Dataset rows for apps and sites
------------------------

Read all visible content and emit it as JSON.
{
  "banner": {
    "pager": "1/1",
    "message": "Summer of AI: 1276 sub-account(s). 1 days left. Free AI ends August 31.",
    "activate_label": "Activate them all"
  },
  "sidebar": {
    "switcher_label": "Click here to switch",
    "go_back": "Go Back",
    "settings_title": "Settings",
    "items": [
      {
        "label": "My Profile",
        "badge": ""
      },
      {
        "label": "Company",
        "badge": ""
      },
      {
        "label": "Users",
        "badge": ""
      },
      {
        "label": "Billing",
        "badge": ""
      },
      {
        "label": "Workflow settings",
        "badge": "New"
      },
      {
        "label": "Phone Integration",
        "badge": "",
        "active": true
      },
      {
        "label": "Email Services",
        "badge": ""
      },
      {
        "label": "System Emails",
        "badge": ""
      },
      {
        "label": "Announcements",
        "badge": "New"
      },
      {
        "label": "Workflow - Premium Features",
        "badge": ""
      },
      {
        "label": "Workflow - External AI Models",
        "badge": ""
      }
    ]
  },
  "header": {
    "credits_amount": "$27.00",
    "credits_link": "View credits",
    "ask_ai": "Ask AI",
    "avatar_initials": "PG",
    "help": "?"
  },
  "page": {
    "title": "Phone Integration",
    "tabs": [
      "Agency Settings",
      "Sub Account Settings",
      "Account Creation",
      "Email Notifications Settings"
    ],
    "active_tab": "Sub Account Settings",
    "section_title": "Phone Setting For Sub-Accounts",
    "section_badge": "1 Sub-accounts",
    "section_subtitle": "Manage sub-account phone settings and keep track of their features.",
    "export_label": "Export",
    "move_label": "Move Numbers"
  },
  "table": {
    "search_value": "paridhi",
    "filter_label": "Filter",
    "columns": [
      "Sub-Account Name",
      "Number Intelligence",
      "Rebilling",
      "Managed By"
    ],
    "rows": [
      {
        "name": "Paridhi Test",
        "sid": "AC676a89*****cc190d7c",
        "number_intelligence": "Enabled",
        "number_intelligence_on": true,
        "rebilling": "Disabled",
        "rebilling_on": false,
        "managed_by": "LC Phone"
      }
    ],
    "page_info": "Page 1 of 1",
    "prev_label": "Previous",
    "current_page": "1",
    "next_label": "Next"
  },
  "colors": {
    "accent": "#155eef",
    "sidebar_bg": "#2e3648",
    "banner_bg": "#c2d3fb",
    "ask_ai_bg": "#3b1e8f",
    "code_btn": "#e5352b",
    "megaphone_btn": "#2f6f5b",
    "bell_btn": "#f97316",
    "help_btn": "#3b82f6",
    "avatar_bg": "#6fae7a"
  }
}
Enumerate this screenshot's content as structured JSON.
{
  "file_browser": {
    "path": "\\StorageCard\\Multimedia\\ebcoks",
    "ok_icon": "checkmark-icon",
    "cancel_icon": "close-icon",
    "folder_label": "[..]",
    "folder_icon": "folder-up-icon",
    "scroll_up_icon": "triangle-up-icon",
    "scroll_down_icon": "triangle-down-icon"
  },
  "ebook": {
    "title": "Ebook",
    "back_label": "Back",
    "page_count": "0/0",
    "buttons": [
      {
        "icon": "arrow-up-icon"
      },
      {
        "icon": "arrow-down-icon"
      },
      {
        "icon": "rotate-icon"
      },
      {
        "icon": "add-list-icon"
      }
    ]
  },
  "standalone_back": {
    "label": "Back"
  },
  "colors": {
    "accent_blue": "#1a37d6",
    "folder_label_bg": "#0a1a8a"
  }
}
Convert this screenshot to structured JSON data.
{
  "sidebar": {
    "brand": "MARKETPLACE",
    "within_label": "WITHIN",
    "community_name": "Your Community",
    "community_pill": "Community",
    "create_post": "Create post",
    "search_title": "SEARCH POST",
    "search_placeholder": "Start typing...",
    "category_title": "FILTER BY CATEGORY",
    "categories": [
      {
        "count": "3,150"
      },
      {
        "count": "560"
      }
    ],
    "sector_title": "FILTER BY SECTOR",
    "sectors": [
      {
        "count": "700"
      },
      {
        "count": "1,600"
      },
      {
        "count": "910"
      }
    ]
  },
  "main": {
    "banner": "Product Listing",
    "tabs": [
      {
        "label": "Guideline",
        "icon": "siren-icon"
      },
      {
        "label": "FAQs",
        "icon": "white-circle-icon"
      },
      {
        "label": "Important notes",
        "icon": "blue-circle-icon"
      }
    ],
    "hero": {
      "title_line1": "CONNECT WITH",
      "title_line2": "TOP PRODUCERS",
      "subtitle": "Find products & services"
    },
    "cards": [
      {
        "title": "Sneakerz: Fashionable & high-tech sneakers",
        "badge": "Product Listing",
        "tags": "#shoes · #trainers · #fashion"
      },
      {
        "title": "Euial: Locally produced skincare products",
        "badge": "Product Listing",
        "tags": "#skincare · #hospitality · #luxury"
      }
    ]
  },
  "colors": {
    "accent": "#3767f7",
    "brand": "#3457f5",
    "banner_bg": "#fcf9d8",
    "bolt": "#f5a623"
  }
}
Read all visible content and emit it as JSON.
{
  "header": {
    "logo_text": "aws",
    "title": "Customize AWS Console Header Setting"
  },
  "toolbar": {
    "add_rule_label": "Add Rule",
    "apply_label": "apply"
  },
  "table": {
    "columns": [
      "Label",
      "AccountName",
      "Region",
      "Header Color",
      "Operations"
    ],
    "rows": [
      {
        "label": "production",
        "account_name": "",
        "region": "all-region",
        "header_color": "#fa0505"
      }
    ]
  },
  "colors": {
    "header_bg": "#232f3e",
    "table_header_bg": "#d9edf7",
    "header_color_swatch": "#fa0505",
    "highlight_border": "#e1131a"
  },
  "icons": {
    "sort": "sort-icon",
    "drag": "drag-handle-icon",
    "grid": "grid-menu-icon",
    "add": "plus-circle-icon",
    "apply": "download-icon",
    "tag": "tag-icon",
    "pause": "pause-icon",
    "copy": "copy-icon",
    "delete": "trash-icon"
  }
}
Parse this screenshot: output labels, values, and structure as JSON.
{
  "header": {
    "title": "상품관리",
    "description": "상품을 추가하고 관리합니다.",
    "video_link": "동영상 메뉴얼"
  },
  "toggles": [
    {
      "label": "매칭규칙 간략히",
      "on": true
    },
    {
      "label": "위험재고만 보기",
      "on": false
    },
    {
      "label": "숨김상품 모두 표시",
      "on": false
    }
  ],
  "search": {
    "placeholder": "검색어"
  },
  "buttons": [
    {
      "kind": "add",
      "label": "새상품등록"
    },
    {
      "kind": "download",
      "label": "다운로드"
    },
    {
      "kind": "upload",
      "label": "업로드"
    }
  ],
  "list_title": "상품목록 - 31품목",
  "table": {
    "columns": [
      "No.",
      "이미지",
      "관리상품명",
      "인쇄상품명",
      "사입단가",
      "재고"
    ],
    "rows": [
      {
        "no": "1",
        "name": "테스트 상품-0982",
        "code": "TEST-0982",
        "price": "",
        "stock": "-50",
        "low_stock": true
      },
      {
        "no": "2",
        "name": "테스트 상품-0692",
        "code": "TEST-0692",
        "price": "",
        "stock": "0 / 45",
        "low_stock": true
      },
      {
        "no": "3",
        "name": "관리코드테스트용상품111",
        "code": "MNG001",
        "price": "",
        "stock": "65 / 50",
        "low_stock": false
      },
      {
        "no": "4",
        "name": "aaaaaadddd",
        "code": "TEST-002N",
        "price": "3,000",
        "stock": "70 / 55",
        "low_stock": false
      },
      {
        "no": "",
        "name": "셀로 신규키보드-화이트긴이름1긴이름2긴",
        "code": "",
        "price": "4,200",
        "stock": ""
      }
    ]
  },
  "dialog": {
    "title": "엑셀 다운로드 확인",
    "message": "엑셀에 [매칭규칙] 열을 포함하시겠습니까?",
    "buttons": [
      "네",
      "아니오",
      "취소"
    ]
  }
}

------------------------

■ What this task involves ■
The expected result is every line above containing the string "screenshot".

■ Your response ■
Enumerate this screenshot's content as structured JSON.
Convert this screenshot to structured JSON data.
Parse this screenshot: output labels, values, and structure as JSON.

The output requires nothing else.